TO DO |
Scan the data. Collect each line that contains the word "text".
== == ==
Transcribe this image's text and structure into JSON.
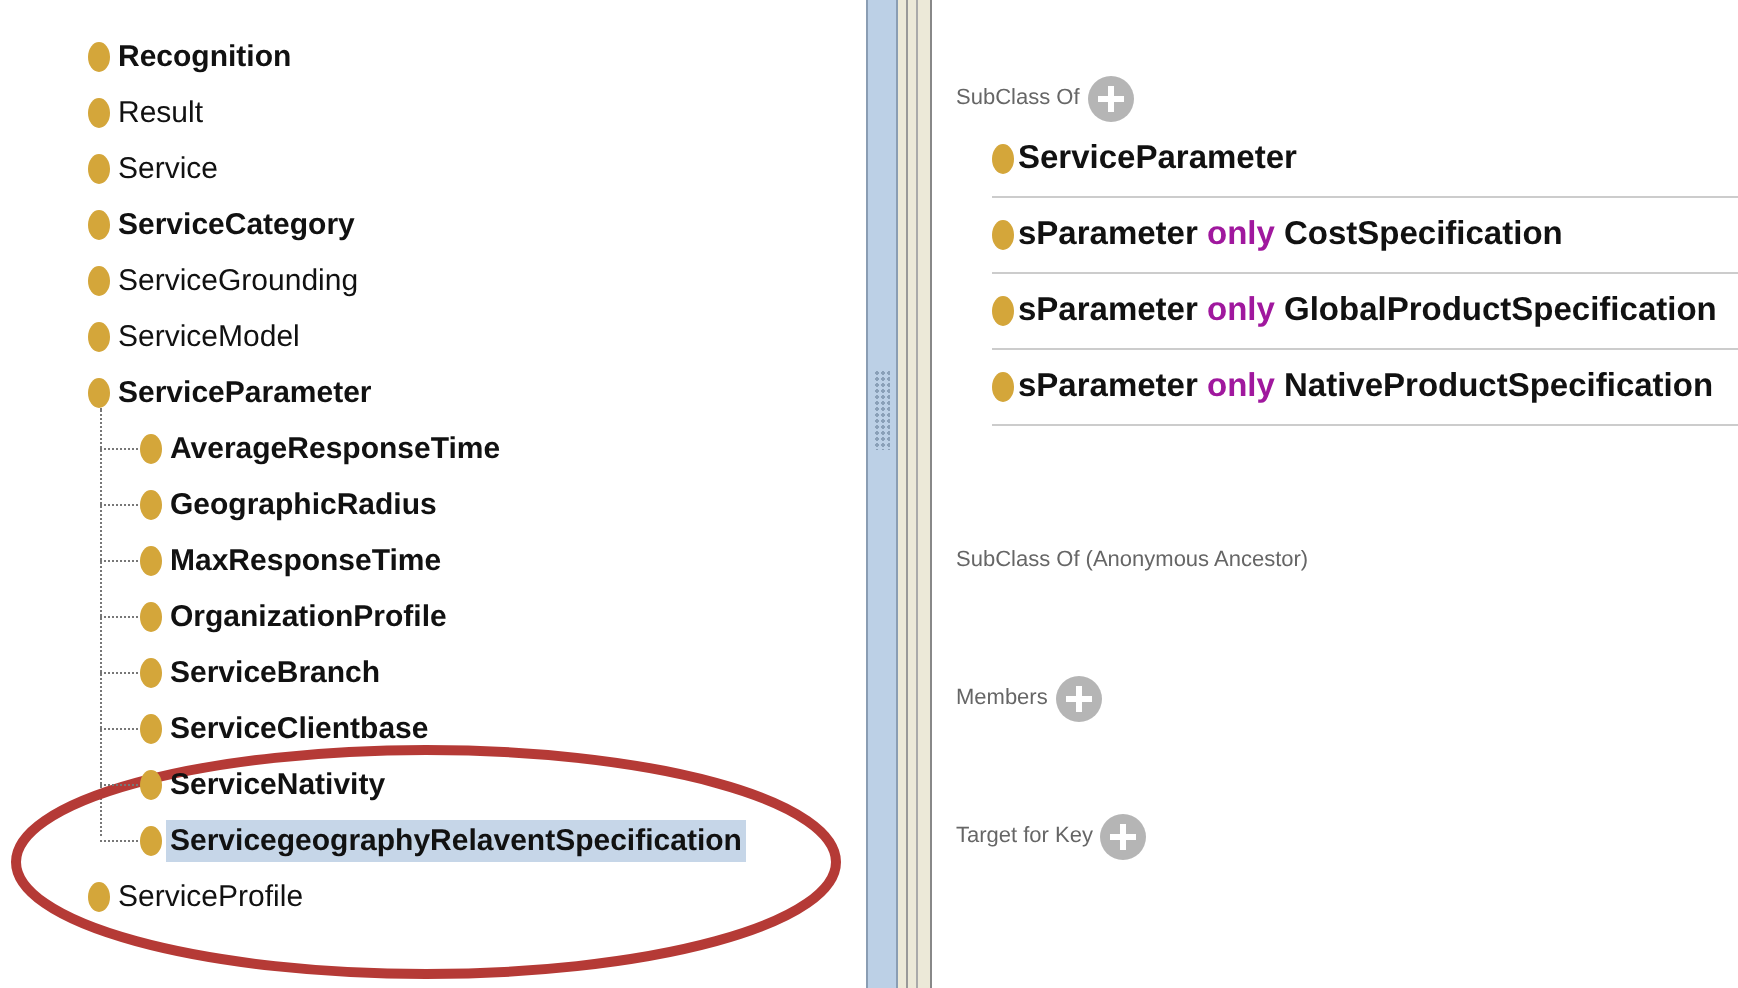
{
  "class_tree": [
    {
      "label": "Recognition",
      "bold": true,
      "selected": false
    },
    {
      "label": "Result",
      "bold": false,
      "selected": false
    },
    {
      "label": "Service",
      "bold": false,
      "selected": false
    },
    {
      "label": "ServiceCategory",
      "bold": true,
      "selected": false
    },
    {
      "label": "ServiceGrounding",
      "bold": false,
      "selected": false
    },
    {
      "label": "ServiceModel",
      "bold": false,
      "selected": false
    },
    {
      "label": "ServiceParameter",
      "bold": true,
      "selected": false,
      "children": [
        {
          "label": "AverageResponseTime",
          "bold": true,
          "selected": false
        },
        {
          "label": "GeographicRadius",
          "bold": true,
          "selected": false
        },
        {
          "label": "MaxResponseTime",
          "bold": true,
          "selected": false
        },
        {
          "label": "OrganizationProfile",
          "bold": true,
          "selected": false
        },
        {
          "label": "ServiceBranch",
          "bold": true,
          "selected": false
        },
        {
          "label": "ServiceClientbase",
          "bold": true,
          "selected": false
        },
        {
          "label": "ServiceNativity",
          "bold": true,
          "selected": false
        },
        {
          "label": "ServicegeographyRelaventSpecification",
          "bold": true,
          "selected": true
        }
      ]
    },
    {
      "label": "ServiceProfile",
      "bold": false,
      "selected": false
    }
  ],
  "description": {
    "subclass_of": {
      "label": "SubClass Of",
      "items": [
        {
          "kind": "class",
          "text": "ServiceParameter"
        },
        {
          "kind": "restriction",
          "property": "sParameter",
          "keyword": "only",
          "filler": "CostSpecification"
        },
        {
          "kind": "restriction",
          "property": "sParameter",
          "keyword": "only",
          "filler": "GlobalProductSpecification"
        },
        {
          "kind": "restriction",
          "property": "sParameter",
          "keyword": "only",
          "filler": "NativeProductSpecification"
        }
      ]
    },
    "sections": [
      {
        "label": "SubClass Of (Anonymous Ancestor)",
        "add_button": false
      },
      {
        "label": "Members",
        "add_button": true
      },
      {
        "label": "Target for Key",
        "add_button": true
      }
    ]
  }
}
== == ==
TASK RESULT |
Transcribe this image's text and structure into JSON.
          "text": "ServiceParameter"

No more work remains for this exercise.